Records excerpted from a collection
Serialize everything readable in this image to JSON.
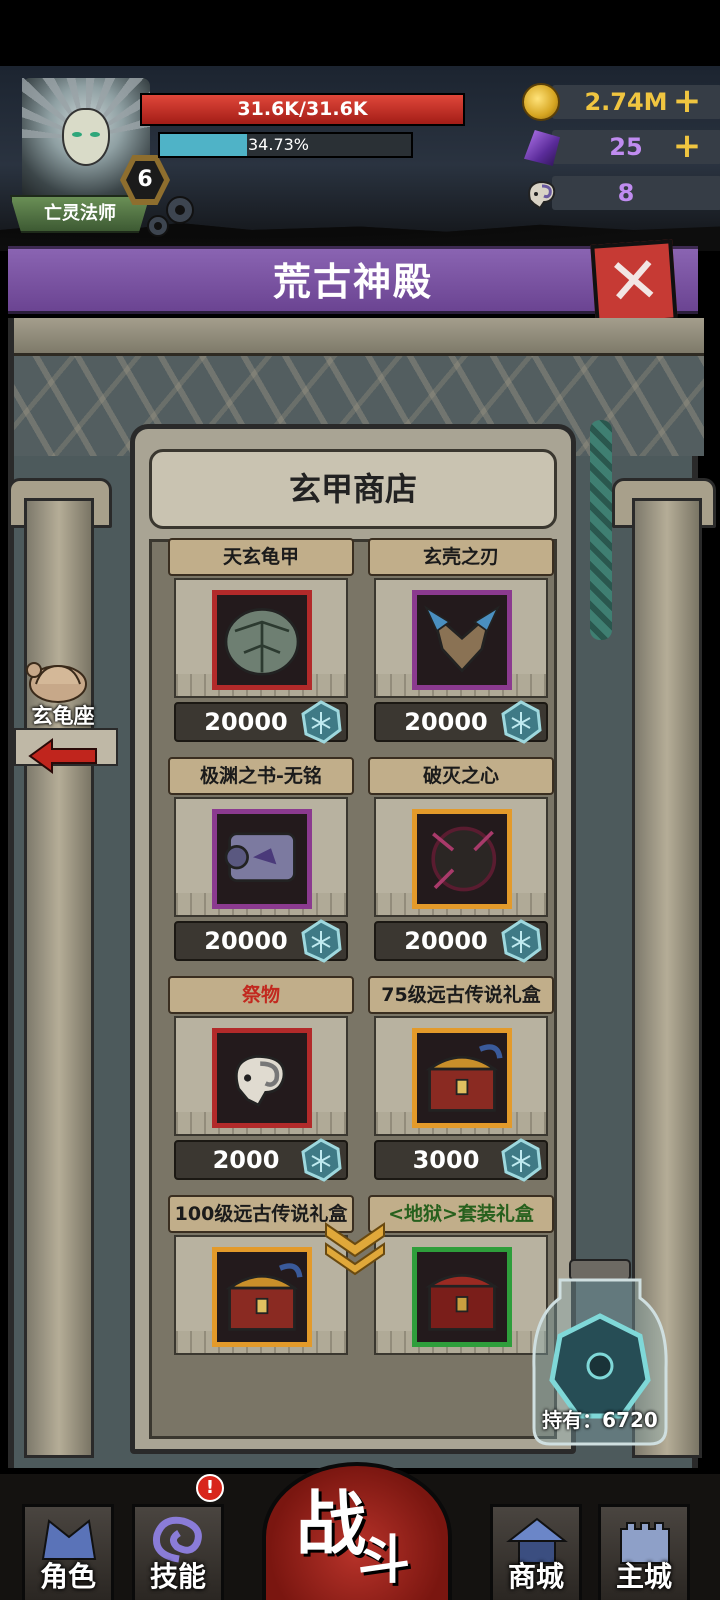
{
  "player": {
    "class_name": "亡灵法师",
    "level": "6",
    "hp_text": "31.6K/31.6K",
    "hp_fraction": 1.0,
    "xp_text": "34.73%",
    "xp_fraction": 0.3473
  },
  "resources": [
    {
      "name": "gold",
      "icon": "gold-coin-icon",
      "value": "2.74M",
      "has_plus": true,
      "color": "#f0c540"
    },
    {
      "name": "gem",
      "icon": "purple-gem-icon",
      "value": "25",
      "has_plus": true,
      "color": "#c08cf0"
    },
    {
      "name": "ram-skull",
      "icon": "ram-skull-icon",
      "value": "8",
      "has_plus": false,
      "color": "#c08cf0"
    }
  ],
  "title": "荒古神殿",
  "shop": {
    "title": "玄甲商店",
    "pedestal_label": "玄龟座",
    "currency_icon": "xuan-shard-icon",
    "items": [
      {
        "name": "天玄龟甲",
        "price": "20000",
        "frame": "red",
        "name_color": "dark",
        "icon": "turtle-shell-icon"
      },
      {
        "name": "玄壳之刃",
        "price": "20000",
        "frame": "purple",
        "name_color": "dark",
        "icon": "shell-blade-icon"
      },
      {
        "name": "极渊之书-无铭",
        "price": "20000",
        "frame": "purple",
        "name_color": "dark",
        "icon": "abyss-scroll-icon"
      },
      {
        "name": "破灭之心",
        "price": "20000",
        "frame": "gold",
        "name_color": "dark",
        "icon": "dark-heart-icon"
      },
      {
        "name": "祭物",
        "price": "2000",
        "frame": "red",
        "name_color": "red",
        "icon": "ram-skull-icon"
      },
      {
        "name": "75级远古传说礼盒",
        "price": "3000",
        "frame": "gold",
        "name_color": "dark",
        "icon": "dragon-chest-icon"
      },
      {
        "name": "100级远古传说礼盒",
        "price": "",
        "frame": "gold",
        "name_color": "dark",
        "icon": "dragon-chest-icon"
      },
      {
        "name": "<地狱>套装礼盒",
        "price": "",
        "frame": "green",
        "name_color": "green",
        "icon": "hell-chest-icon"
      }
    ],
    "holding_label": "持有：6720"
  },
  "nav": {
    "role": "角色",
    "skill": "技能",
    "skill_badge": "!",
    "battle_1": "战",
    "battle_2": "斗",
    "store": "商城",
    "city": "主城"
  }
}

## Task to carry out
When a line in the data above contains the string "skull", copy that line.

## Task result
      "name": "ram-skull",
      "icon": "ram-skull-icon",
        "icon": "ram-skull-icon"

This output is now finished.